13th of February, 10:15 AM, 

" The Evolution of Middleboxes "

Conferral summary

Intermediary devices other than the standard Internet protocol routers, the so-called middleboxes, in private and cellular networks have been known to change Internet packages in many ways, making it difficult to design new protocols and protocol extensions that work for the vast majority of Internet users. This thesis introduces novel measurement tools and a measurement platform to verify which protocols and network mechanisms could be used opportunistically in the global Internet.

 

Main research findings

The ubiquitous deployment of intermediary devices other than the standard Internet Protocol (IP) routers, the so-called middleboxes, in the Internet shows that the future will have more, not fewer, of them. These devices in private and cellular networks have been known to change packages in many ways, making it difficult to design new protocols and protocol extensions that work for the vast majority of Internet users. To cope with this, the networking stack at the end systems needs to be more flexible in selecting the right protocols or network mechanisms. But there is no measurement tool or platform to verify which protocols or mechanisms can be available to the end systems.

The goal of my thesis is to design a scaleable, simple and flexible measurement platform to verify which protocols and network mechanisms could be used opportunistically in the global Internet. We, therefore, developed novel measurement tools and a measurement platform called fling.

Using fling, we conducted a large set of tests covering both network and transport protocols, and assessed the impact of middleboxes in both IP version 4 and version 6 networks. Specifically, my thesis documents the opportunistic use of the DiffServ Code Point --- responsible for classifying and managing network traffic and providing quality of service (QoS) --- in the IP header as well as several native transport protocols.

 

 

Contact information to Department: Mozhdeh Sheibani Harat

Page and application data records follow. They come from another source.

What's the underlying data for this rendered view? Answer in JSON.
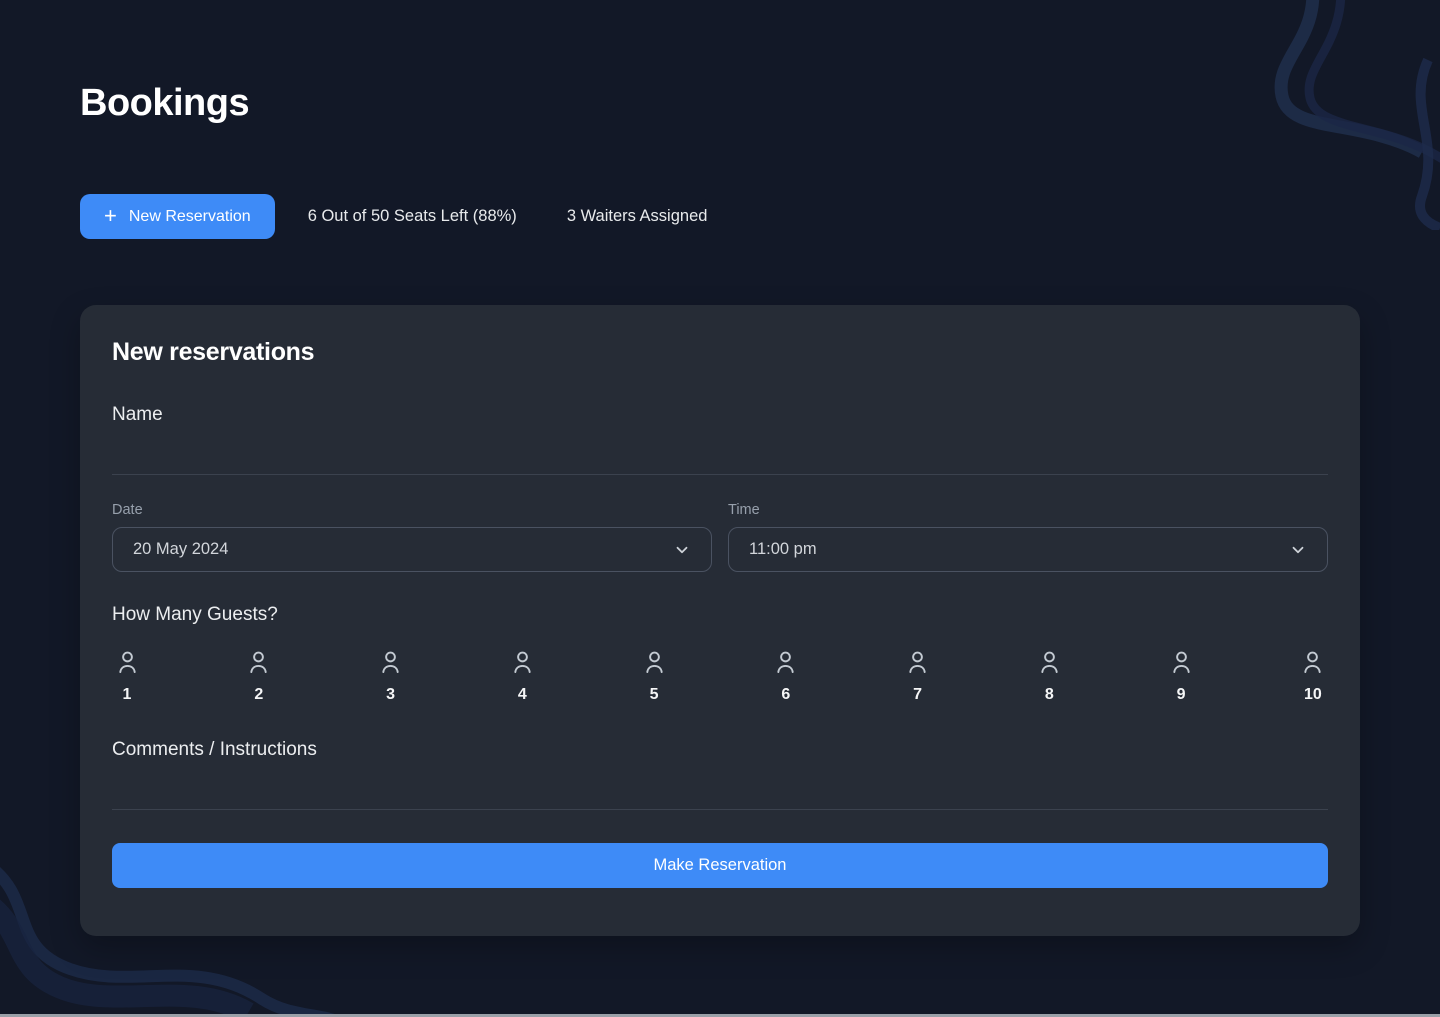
{
  "page": {
    "title": "Bookings"
  },
  "toolbar": {
    "new_reservation": {
      "label": "New Reservation",
      "plus_icon": "+"
    },
    "seats_status": "6 Out of 50 Seats Left (88%)",
    "waiters_status": "3 Waiters Assigned"
  },
  "form": {
    "title": "New reservations",
    "name": {
      "label": "Name",
      "value": ""
    },
    "date": {
      "label": "Date",
      "value": "20 May 2024"
    },
    "time": {
      "label": "Time",
      "value": "11:00 pm"
    },
    "guests": {
      "label": "How Many Guests?",
      "options": [
        "1",
        "2",
        "3",
        "4",
        "5",
        "6",
        "7",
        "8",
        "9",
        "10"
      ]
    },
    "comments": {
      "label": "Comments / Instructions",
      "value": ""
    },
    "submit_label": "Make Reservation"
  },
  "icons": {
    "plus": "plus-icon",
    "chevron_down": "chevron-down-icon",
    "person": "person-icon"
  },
  "colors": {
    "accent": "#3e8bf7",
    "background": "#121827",
    "card": "#262c36"
  }
}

Published Jan. 30, 2020 9:30 AM - Last modified Feb. 12, 2020 10:24 AM